Saturday, September 21, 2013
See now, I think I know what they're after. Probably something out of a 1940's Thin Man movie or maybe a hip Sex and the City place, but I have to admit that after living here for 7 1/2 years (has it been that long?), I haven't found those places, either. Or, more likely, I don't travel in those circles.
Or grab an environmentally-unfriendly container over the steam tables at a local deli and fill it up with - funnily enough - mostly Chinese food (you really have to search out a Jewish deli these days) and salads. Be mindful of "heavy" foods, because you'll pay anything from $6.99+ per pound at checkout. Live here long enough, and you'll know how to keep your container under a pound.
And Atlanta, where most of the friends are coming from, is a great foodie town in its own right. I always have to think, "Can they have the same experience at an Atlanta restaurant? How is this different from a place back home?" Sigh.
And I need to know by Wednesday so I can get reservations for Friday night. Thanks!
Monday, September 16, 2013
So I propose turning off the poo-spewing fan and following the advice of Monty Python: Always look on the bright side of life. Instead of keeping up with the news, I will over-indulge in my family and good books and celebrate:
Voyager I! I mean, how 'bout that little thing crossing over into, well, who knows what? Launched in 1977 (just like "Annie Hall," "Star Wars," and "Saturday Night Fever"), this little teakettle is farther from the earth than the Sun and Pluto. Much farther. Just tickin' away into interstellar space, with its 70's technology, sending back sounds and pictures. I suggest that whenever the urge strikes to watch the news, just track Voyager I & II. More relaxing. Less violent. 'Way cooler.
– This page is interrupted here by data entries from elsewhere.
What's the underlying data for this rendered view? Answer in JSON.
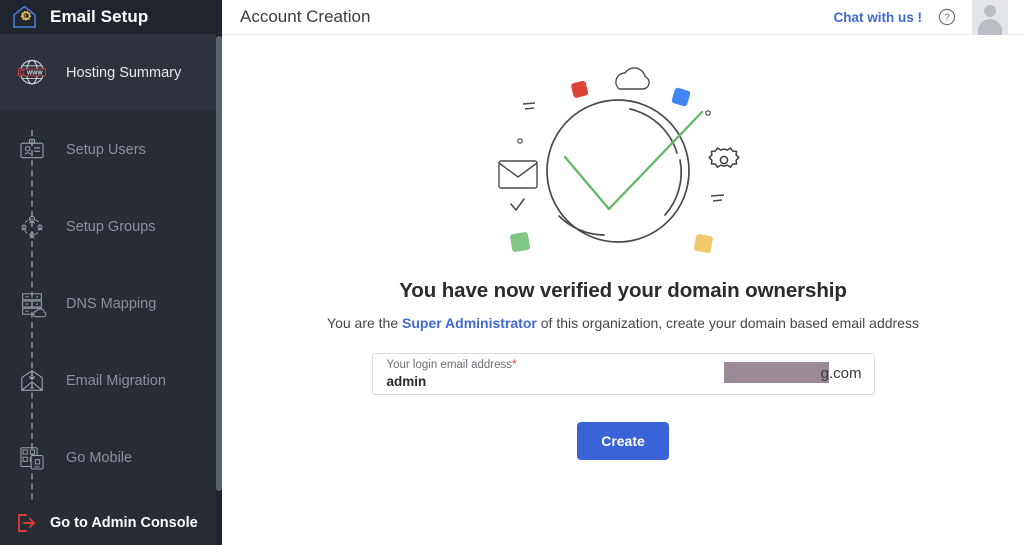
{
  "sidebar": {
    "brand": "Email Setup",
    "logo_icon": "house-gear-logo-icon",
    "items": [
      {
        "label": "Hosting Summary",
        "icon": "globe-www-icon",
        "active": true
      },
      {
        "label": "Setup Users",
        "icon": "id-card-user-icon",
        "active": false
      },
      {
        "label": "Setup Groups",
        "icon": "user-group-network-icon",
        "active": false
      },
      {
        "label": "DNS Mapping",
        "icon": "server-cloud-icon",
        "active": false
      },
      {
        "label": "Email Migration",
        "icon": "envelope-download-icon",
        "active": false
      },
      {
        "label": "Go Mobile",
        "icon": "mobile-qr-icon",
        "active": false
      }
    ],
    "admin_console": {
      "label": "Go to Admin Console",
      "icon": "exit-arrow-icon"
    }
  },
  "topbar": {
    "title": "Account Creation",
    "chat_label": "Chat with us !",
    "help_icon": "question-circle-icon",
    "avatar_icon": "user-avatar-placeholder"
  },
  "main": {
    "illustration_icon": "verified-check-circle-illustration",
    "headline": "You have now verified your domain ownership",
    "subline_before": "You are the ",
    "subline_highlight": "Super Administrator",
    "subline_after": " of this organization, create your domain based email address",
    "field": {
      "label": "Your login email address",
      "required_mark": "*",
      "value": "admin",
      "placeholder": "admin",
      "domain_redacted": true,
      "domain_suffix": "g.com"
    },
    "create_label": "Create"
  },
  "colors": {
    "sidebar_bg": "#272c35",
    "sidebar_header_bg": "#20242c",
    "accent_blue": "#3b63d8",
    "link_blue": "#4169d6",
    "check_green": "#63b863",
    "danger_red": "#e03b3b",
    "redaction": "#9a8a95",
    "square_red": "#db4437",
    "square_blue": "#4285f4",
    "square_green": "#81c784",
    "square_yellow": "#f0c96c"
  }
}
Bob Newhart wins his first Emmy! How it took 50 years for this guy to win an Emmy, I'll never know. He is still screamingly funny (as demonstrated with his winning performance on Big Bang Theory) and always brings his A-game. In this age of horror and despair, I recommend a healthy dose of Bob Newhart. Watch his old TV shows. Listen to his classic recordings. You can find his great routines on YouTube. That's right. Turn off the news and turn on Bob.
“Delicious autumn! My very soul is wedded to it, and if I were a bird I would fly about the earth seeking the successive autumns.” - George Eliot. Cooler weather. Colorful trees. Corduroy. Caramel apples. Popcorn balls. Candy corn. Fall carnivals. Halloween. Then Thanksgiving. What's not to love? Instead of watching the news, start planning your Halloween costume, make some pumpkin bread, do something creative with autumn leaves.
Yes, I realize this is the ostrich approach to current events, but I believe it's the only way to save my sanity and blood pressure. Prayers will continue, but they may become less specific and more big-picture, as I track Voyager, laugh with Bob Newhart, and kick through colorful leaves.
If life seems jolly rotten,
There's something you've forgotten
And that's to laugh and smile and dance and sing!